Takahashi assumes the leadership role from Franklin D. Gilliam, Jr., who was named chancellor of the University of North Carolina at Greensboro in May.

A member of the UCLA faculty since 2001, Takahashi is professor of urban planning and of Asian American studies. In addition to her current service as associate dean of research at UCLA Luskin and as associate director of the University of California Asian American and Pacific Islander Policy Multicampus Research Program, she has also served as chair of the Department of Urban Planning (2011-13) and chair of the UCLA Asian American Studies Center’s Faculty Advisory Committee (2010-13).

Outside UCLA, Takahashi is the vice president/president-elect of the Association of Collegiate Schools of Planning, a board member of the Western Center on Law & Poverty and a member of the editorial boards of three journals: Journal of Planning Education and Research, Journal of the American Planning Association, and AIDS Education and Prevention. A National Institutes of Health-funded scholar, her research focuses on public and social service delivery to vulnerable populations in the U.S. and Southeast Asian cities, HIV/AIDS, homelessness and environmental governance. She has published more than 60 articles and chapters, and she is the author of Homelessness, AIDS, and Stigmatization: The NIMBY Syndrome in the United States at the End of the Twentieth Century and a co-author of Rethinking Environmental Management in the Pacific Rim: Exploring Local Participation in Bangkok, Thailand.

Takahashi received a Ph.D. in urban planning from the University of Southern California, an M.S. in public management and policy/architecture from Carnegie Mellon University and an A.B. in architecture from UC Berkeley.

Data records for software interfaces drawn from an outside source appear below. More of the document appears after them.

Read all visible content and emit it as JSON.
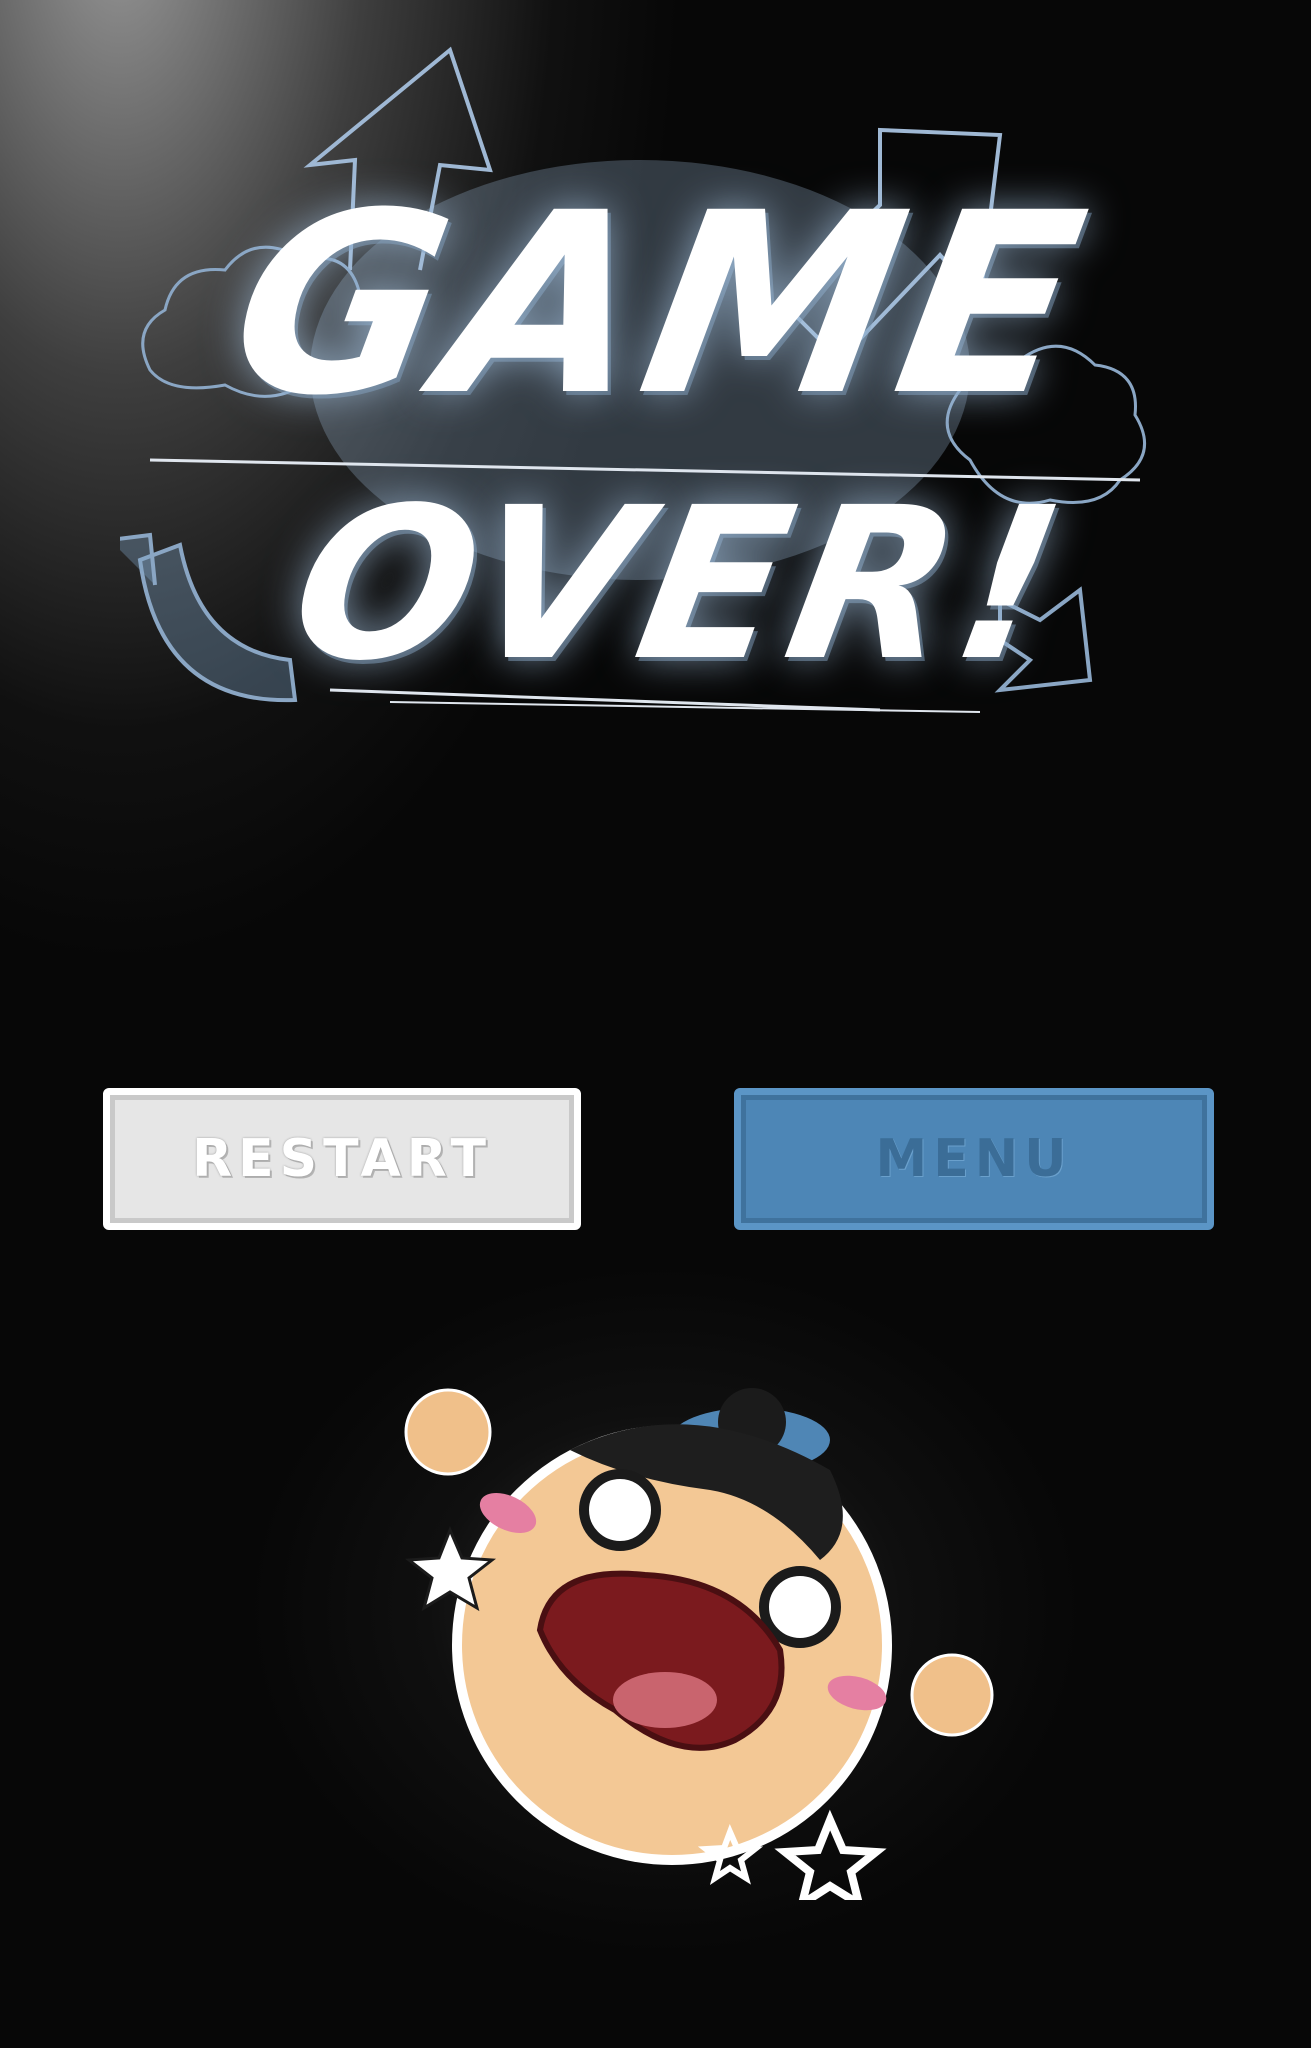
{
  "title": {
    "line1": "GAME",
    "line2": "OVER!"
  },
  "buttons": {
    "restart_label": "RESTART",
    "menu_label": "MENU"
  },
  "colors": {
    "background": "#070707",
    "title_text": "#ffffff",
    "chalk_doodle": "#9fb8d4",
    "restart_button": "#e6e6e6",
    "menu_button": "#4d86b6",
    "character_face": "#f2c694",
    "character_mouth": "#7b1a1e"
  },
  "icons": [
    "chalk-arrow-icon",
    "cloud-doodle-icon",
    "star-icon"
  ]
}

In the coming months, Provost Waugh will form a committee to search for candidates to permanently serve as dean of UCLA Luskin.